“Israel is the key to peace between Israelis and Palestinians,” the French ambassador to the United Nations, François Delattre, told reporters as he entered the Security Council chambers, where the vote on the resolution was held. “This Egyptian draft only reaffirms clearly the basis of international consensus, international law.”
Ambassador Matthew Rycroft of Britain expressed a similar position. “Our view is that the issue of Jerusalem is a final status issue, that Jerusalem should be a shared capital for Israelis and for Palestinians, and the U.K. Embassy, for now, will remain in Tel Aviv,” he told reporters before the vote.
Israel seized eastern Jerusalem in the 1967 Arab-Israeli war and has declared the entire city to be its capital.
Mr. Trump, keeping a campaign promise, announced two weeks ago that the United States considers Jerusalem the capital of Israel and that it would eventually relocate its embassy there from Tel Aviv.
The change outraged the Palestinians and was widely condemned in much of the world as a new impediment to resolving one of the most intractable conflicts in the Middle East.

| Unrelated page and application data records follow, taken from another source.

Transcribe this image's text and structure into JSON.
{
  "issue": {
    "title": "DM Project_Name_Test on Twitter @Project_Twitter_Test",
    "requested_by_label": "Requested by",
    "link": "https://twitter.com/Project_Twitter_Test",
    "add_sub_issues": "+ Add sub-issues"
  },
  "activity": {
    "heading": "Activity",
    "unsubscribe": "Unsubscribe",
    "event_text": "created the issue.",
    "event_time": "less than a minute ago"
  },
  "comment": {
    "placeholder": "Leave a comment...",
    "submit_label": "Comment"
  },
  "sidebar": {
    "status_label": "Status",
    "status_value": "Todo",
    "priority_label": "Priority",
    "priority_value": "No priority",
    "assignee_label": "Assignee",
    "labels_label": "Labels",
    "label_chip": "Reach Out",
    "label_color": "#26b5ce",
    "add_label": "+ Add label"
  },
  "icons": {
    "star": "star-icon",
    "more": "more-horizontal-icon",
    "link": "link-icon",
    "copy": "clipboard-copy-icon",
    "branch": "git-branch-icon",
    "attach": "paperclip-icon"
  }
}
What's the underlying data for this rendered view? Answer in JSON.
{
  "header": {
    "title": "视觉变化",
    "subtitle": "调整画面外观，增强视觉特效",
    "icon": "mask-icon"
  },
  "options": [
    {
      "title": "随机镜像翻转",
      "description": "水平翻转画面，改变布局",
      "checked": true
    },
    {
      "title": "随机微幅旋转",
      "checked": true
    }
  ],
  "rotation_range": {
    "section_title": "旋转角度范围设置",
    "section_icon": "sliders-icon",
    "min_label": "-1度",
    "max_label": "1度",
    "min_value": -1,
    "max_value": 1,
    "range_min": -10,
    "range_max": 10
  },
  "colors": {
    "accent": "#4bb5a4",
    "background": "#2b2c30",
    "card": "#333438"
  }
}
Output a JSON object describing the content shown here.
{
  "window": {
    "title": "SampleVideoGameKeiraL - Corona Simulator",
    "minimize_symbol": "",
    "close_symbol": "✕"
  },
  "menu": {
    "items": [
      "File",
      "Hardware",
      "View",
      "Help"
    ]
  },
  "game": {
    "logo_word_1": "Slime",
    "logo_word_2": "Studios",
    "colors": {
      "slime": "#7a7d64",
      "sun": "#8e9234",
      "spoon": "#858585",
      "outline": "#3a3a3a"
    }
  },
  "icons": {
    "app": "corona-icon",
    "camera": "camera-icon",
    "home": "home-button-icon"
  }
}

The Security Council vote came just two days before Vice President Mike Pence was scheduled to visit Jerusalem. The Palestinian president, Mahmoud Abbas, who had planned to meet Mr. Pence, canceled that meeting in protest of the American change of position on Jerusalem.